■ **Material supplied**
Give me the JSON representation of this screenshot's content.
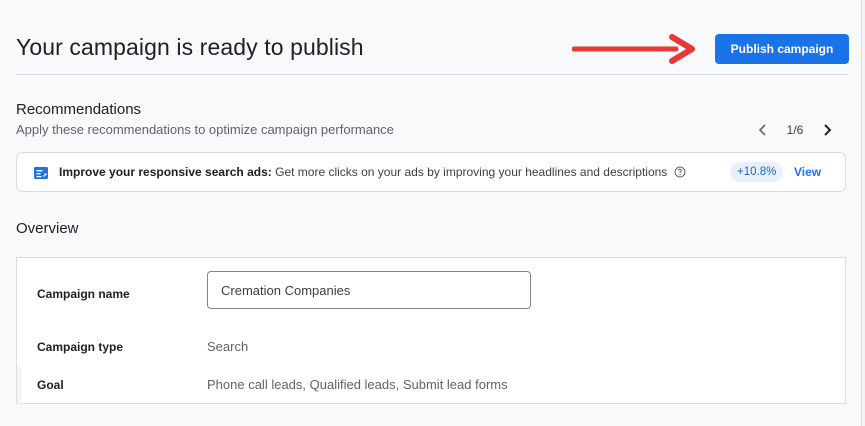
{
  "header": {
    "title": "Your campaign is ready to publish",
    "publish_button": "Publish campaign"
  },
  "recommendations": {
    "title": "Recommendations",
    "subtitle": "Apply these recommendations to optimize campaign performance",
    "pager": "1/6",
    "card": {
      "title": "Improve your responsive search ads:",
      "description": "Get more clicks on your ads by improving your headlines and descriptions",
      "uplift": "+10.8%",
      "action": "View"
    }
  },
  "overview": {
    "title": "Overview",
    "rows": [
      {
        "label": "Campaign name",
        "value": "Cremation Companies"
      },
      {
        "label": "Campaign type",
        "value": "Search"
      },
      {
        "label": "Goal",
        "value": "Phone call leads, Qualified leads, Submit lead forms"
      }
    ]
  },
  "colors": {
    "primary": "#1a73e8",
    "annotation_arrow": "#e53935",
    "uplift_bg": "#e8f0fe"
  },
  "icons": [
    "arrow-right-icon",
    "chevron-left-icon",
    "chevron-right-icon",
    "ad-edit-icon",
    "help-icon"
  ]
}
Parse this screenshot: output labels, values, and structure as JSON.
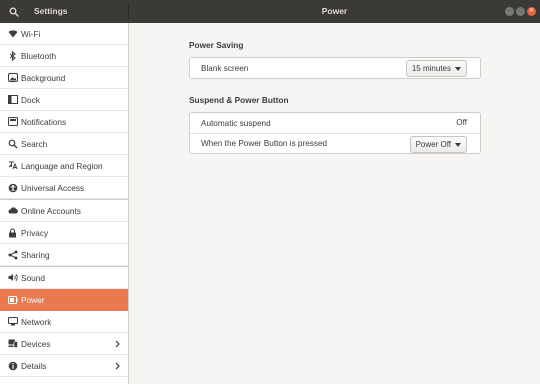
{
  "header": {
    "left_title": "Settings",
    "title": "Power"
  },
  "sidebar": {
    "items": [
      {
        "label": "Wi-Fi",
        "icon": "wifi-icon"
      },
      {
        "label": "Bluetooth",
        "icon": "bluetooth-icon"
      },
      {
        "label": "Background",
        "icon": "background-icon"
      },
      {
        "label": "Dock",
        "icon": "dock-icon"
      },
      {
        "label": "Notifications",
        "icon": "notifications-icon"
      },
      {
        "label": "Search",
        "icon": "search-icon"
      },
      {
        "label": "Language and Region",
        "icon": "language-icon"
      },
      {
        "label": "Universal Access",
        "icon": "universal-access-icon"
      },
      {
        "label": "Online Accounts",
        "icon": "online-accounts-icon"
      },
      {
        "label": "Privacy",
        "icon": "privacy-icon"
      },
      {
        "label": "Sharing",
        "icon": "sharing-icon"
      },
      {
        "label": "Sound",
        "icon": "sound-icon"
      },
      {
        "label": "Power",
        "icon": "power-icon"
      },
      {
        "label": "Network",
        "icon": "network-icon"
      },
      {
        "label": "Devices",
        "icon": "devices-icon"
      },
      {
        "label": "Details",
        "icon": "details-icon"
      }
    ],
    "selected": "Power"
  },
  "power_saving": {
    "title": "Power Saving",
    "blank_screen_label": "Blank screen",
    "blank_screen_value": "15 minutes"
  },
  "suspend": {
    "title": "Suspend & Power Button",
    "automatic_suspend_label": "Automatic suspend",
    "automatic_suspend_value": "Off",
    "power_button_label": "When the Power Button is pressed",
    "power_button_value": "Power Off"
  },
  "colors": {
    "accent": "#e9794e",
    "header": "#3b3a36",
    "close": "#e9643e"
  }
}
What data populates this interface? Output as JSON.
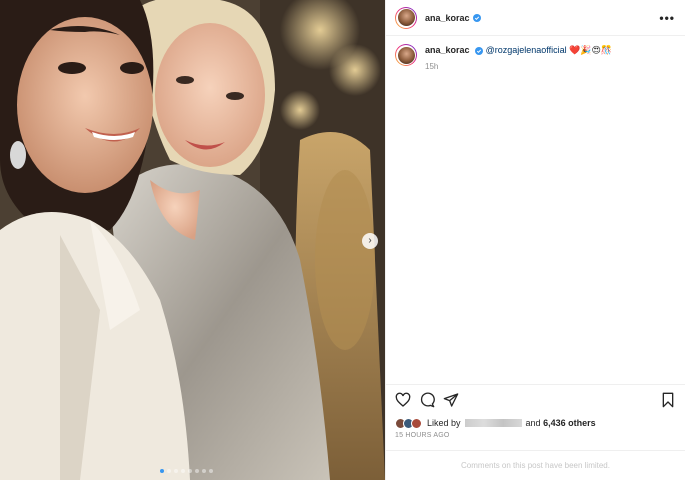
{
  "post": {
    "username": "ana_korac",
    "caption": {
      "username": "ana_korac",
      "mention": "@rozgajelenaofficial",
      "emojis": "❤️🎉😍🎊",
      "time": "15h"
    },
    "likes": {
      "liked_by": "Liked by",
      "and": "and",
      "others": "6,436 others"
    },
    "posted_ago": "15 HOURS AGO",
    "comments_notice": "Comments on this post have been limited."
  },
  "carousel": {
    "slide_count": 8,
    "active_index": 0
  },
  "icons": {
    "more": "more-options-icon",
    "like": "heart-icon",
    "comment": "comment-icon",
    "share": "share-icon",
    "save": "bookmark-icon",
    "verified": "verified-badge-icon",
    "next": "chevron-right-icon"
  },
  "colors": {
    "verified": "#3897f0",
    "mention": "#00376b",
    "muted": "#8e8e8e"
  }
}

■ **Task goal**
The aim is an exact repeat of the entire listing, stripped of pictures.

■ **Task output**
Give me the JSON representation of this screenshot's content.
{
  "header": {
    "title": "Your campaign is ready to publish",
    "publish_button": "Publish campaign"
  },
  "recommendations": {
    "title": "Recommendations",
    "subtitle": "Apply these recommendations to optimize campaign performance",
    "pager": "1/6",
    "card": {
      "title": "Improve your responsive search ads:",
      "description": "Get more clicks on your ads by improving your headlines and descriptions",
      "uplift": "+10.8%",
      "action": "View"
    }
  },
  "overview": {
    "title": "Overview",
    "rows": [
      {
        "label": "Campaign name",
        "value": "Cremation Companies"
      },
      {
        "label": "Campaign type",
        "value": "Search"
      },
      {
        "label": "Goal",
        "value": "Phone call leads, Qualified leads, Submit lead forms"
      }
    ]
  },
  "colors": {
    "primary": "#1a73e8",
    "annotation_arrow": "#e53935",
    "uplift_bg": "#e8f0fe"
  },
  "icons": [
    "arrow-right-icon",
    "chevron-left-icon",
    "chevron-right-icon",
    "ad-edit-icon",
    "help-icon"
  ]
}
Parse this screenshot: output labels, values, and structure as JSON.
{
  "header": {
    "left_title": "Settings",
    "title": "Power"
  },
  "sidebar": {
    "items": [
      {
        "label": "Wi-Fi",
        "icon": "wifi-icon"
      },
      {
        "label": "Bluetooth",
        "icon": "bluetooth-icon"
      },
      {
        "label": "Background",
        "icon": "background-icon"
      },
      {
        "label": "Dock",
        "icon": "dock-icon"
      },
      {
        "label": "Notifications",
        "icon": "notifications-icon"
      },
      {
        "label": "Search",
        "icon": "search-icon"
      },
      {
        "label": "Language and Region",
        "icon": "language-icon"
      },
      {
        "label": "Universal Access",
        "icon": "universal-access-icon"
      },
      {
        "label": "Online Accounts",
        "icon": "online-accounts-icon"
      },
      {
        "label": "Privacy",
        "icon": "privacy-icon"
      },
      {
        "label": "Sharing",
        "icon": "sharing-icon"
      },
      {
        "label": "Sound",
        "icon": "sound-icon"
      },
      {
        "label": "Power",
        "icon": "power-icon"
      },
      {
        "label": "Network",
        "icon": "network-icon"
      },
      {
        "label": "Devices",
        "icon": "devices-icon"
      },
      {
        "label": "Details",
        "icon": "details-icon"
      }
    ],
    "selected": "Power"
  },
  "power_saving": {
    "title": "Power Saving",
    "blank_screen_label": "Blank screen",
    "blank_screen_value": "15 minutes"
  },
  "suspend": {
    "title": "Suspend & Power Button",
    "automatic_suspend_label": "Automatic suspend",
    "automatic_suspend_value": "Off",
    "power_button_label": "When the Power Button is pressed",
    "power_button_value": "Power Off"
  },
  "colors": {
    "accent": "#e9794e",
    "header": "#3b3a36",
    "close": "#e9643e"
  }
}
What data populates this interface? Output as JSON.
{
  "post": {
    "username": "ana_korac",
    "caption": {
      "username": "ana_korac",
      "mention": "@rozgajelenaofficial",
      "emojis": "❤️🎉😍🎊",
      "time": "15h"
    },
    "likes": {
      "liked_by": "Liked by",
      "and": "and",
      "others": "6,436 others"
    },
    "posted_ago": "15 HOURS AGO",
    "comments_notice": "Comments on this post have been limited."
  },
  "carousel": {
    "slide_count": 8,
    "active_index": 0
  },
  "icons": {
    "more": "more-options-icon",
    "like": "heart-icon",
    "comment": "comment-icon",
    "share": "share-icon",
    "save": "bookmark-icon",
    "verified": "verified-badge-icon",
    "next": "chevron-right-icon"
  },
  "colors": {
    "verified": "#3897f0",
    "mention": "#00376b",
    "muted": "#8e8e8e"
  }
}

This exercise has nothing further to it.